The failure of the federal Farm Bill has upset members of the agriculture community as uncertainty over the fate of key provisions remains. The bill also funds nutrition programs, and with deep cuts proposed to the food stamp program, hunger advocates are relieved.
The Farm Bill, which contains the nation’s food stamp program, is slated to be voted upon this week in the House of Representatives. Two Congressmen from the Hudson Valley say their approach to the bill is for the greater good of agriculture in their region. However, their views do not sit well with many in their parties.
The man in charge of administering much of the social services system in Massachusetts is trying to live for a week on a food budget equal to what is provided by a federal assistance program. It is part of a national campaign by anti-hunger groups to highlight the importance of the program at a time when it is threatened with deep cuts.
WASHINGTON – The House Agriculture Committee passed the farm bill with the support of Congressmen Christopher Gibson (R- 19) and Sean Patrick Maloney (D- 18). The bill contains a number of provisions that will benefit New York's Hudson Valley region.
The bill includes Maloney’s Crop Risk Options Plan (CROP) Act that defends the specialty agriculture economy of the region as well as an amendment to help families and communities with flooding in the black dirt region.

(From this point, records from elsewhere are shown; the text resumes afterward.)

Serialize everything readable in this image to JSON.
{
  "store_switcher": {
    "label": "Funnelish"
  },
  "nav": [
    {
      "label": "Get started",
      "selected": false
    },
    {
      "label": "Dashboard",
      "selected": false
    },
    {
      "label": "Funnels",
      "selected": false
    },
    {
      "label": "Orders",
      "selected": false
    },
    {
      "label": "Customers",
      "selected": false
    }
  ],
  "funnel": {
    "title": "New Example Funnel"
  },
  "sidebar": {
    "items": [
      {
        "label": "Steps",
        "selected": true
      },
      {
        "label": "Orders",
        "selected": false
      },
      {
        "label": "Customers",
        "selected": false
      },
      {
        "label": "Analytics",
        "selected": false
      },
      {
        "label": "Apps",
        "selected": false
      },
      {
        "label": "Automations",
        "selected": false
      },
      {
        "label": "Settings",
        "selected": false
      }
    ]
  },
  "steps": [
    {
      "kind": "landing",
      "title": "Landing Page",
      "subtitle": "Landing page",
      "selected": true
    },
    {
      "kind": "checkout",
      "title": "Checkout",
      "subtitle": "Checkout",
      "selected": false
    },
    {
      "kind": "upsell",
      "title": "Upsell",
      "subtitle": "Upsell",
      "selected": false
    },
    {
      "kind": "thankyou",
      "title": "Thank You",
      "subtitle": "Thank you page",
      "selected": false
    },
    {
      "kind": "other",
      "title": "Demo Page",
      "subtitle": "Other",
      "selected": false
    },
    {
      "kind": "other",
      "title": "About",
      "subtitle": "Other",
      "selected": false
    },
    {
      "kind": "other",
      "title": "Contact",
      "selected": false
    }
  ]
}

Vermont U.S. Representative Peter Welch says he hopes the farm bill will help stabilize milk prices for dairy farmers, include disaster insurance for vegetable growers and promote the use of local fruits and vegetables in school lunches.